Component data from apps and pages:

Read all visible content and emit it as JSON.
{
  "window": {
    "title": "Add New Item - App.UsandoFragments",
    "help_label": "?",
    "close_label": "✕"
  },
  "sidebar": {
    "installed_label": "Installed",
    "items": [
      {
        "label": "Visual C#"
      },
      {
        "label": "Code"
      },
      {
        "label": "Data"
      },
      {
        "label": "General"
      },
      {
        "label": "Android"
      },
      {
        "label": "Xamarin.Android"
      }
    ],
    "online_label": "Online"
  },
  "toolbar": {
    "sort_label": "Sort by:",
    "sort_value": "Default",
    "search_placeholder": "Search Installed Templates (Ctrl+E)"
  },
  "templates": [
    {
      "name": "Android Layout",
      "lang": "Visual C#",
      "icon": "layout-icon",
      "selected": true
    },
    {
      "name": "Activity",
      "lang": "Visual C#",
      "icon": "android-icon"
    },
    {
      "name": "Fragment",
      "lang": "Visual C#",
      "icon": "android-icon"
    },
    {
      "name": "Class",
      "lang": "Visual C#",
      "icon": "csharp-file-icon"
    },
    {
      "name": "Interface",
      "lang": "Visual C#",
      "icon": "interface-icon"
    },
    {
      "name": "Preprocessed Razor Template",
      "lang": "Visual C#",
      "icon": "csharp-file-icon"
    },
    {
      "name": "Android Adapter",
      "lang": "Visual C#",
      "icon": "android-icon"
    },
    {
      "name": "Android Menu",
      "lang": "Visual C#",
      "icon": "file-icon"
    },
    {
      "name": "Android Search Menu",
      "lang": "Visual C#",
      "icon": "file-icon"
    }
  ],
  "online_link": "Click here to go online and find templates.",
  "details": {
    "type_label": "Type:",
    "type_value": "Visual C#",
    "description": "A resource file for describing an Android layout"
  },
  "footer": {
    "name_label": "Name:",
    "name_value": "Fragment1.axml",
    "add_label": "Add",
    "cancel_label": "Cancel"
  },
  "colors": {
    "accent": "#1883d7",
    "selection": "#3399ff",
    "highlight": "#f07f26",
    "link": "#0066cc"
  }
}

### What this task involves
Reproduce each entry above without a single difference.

### Response
Read all visible content and emit it as JSON.
{
  "window": {
    "title": "Add New Item - App.UsandoFragments",
    "help_label": "?",
    "close_label": "✕"
  },
  "sidebar": {
    "installed_label": "Installed",
    "items": [
      {
        "label": "Visual C#"
      },
      {
        "label": "Code"
      },
      {
        "label": "Data"
      },
      {
        "label": "General"
      },
      {
        "label": "Android"
      },
      {
        "label": "Xamarin.Android"
      }
    ],
    "online_label": "Online"
  },
  "toolbar": {
    "sort_label": "Sort by:",
    "sort_value": "Default",
    "search_placeholder": "Search Installed Templates (Ctrl+E)"
  },
  "templates": [
    {
      "name": "Android Layout",
      "lang": "Visual C#",
      "icon": "layout-icon",
      "selected": true
    },
    {
      "name": "Activity",
      "lang": "Visual C#",
      "icon": "android-icon"
    },
    {
      "name": "Fragment",
      "lang": "Visual C#",
      "icon": "android-icon"
    },
    {
      "name": "Class",
      "lang": "Visual C#",
      "icon": "csharp-file-icon"
    },
    {
      "name": "Interface",
      "lang": "Visual C#",
      "icon": "interface-icon"
    },
    {
      "name": "Preprocessed Razor Template",
      "lang": "Visual C#",
      "icon": "csharp-file-icon"
    },
    {
      "name": "Android Adapter",
      "lang": "Visual C#",
      "icon": "android-icon"
    },
    {
      "name": "Android Menu",
      "lang": "Visual C#",
      "icon": "file-icon"
    },
    {
      "name": "Android Search Menu",
      "lang": "Visual C#",
      "icon": "file-icon"
    }
  ],
  "online_link": "Click here to go online and find templates.",
  "details": {
    "type_label": "Type:",
    "type_value": "Visual C#",
    "description": "A resource file for describing an Android layout"
  },
  "footer": {
    "name_label": "Name:",
    "name_value": "Fragment1.axml",
    "add_label": "Add",
    "cancel_label": "Cancel"
  },
  "colors": {
    "accent": "#1883d7",
    "selection": "#3399ff",
    "highlight": "#f07f26",
    "link": "#0066cc"
  }
}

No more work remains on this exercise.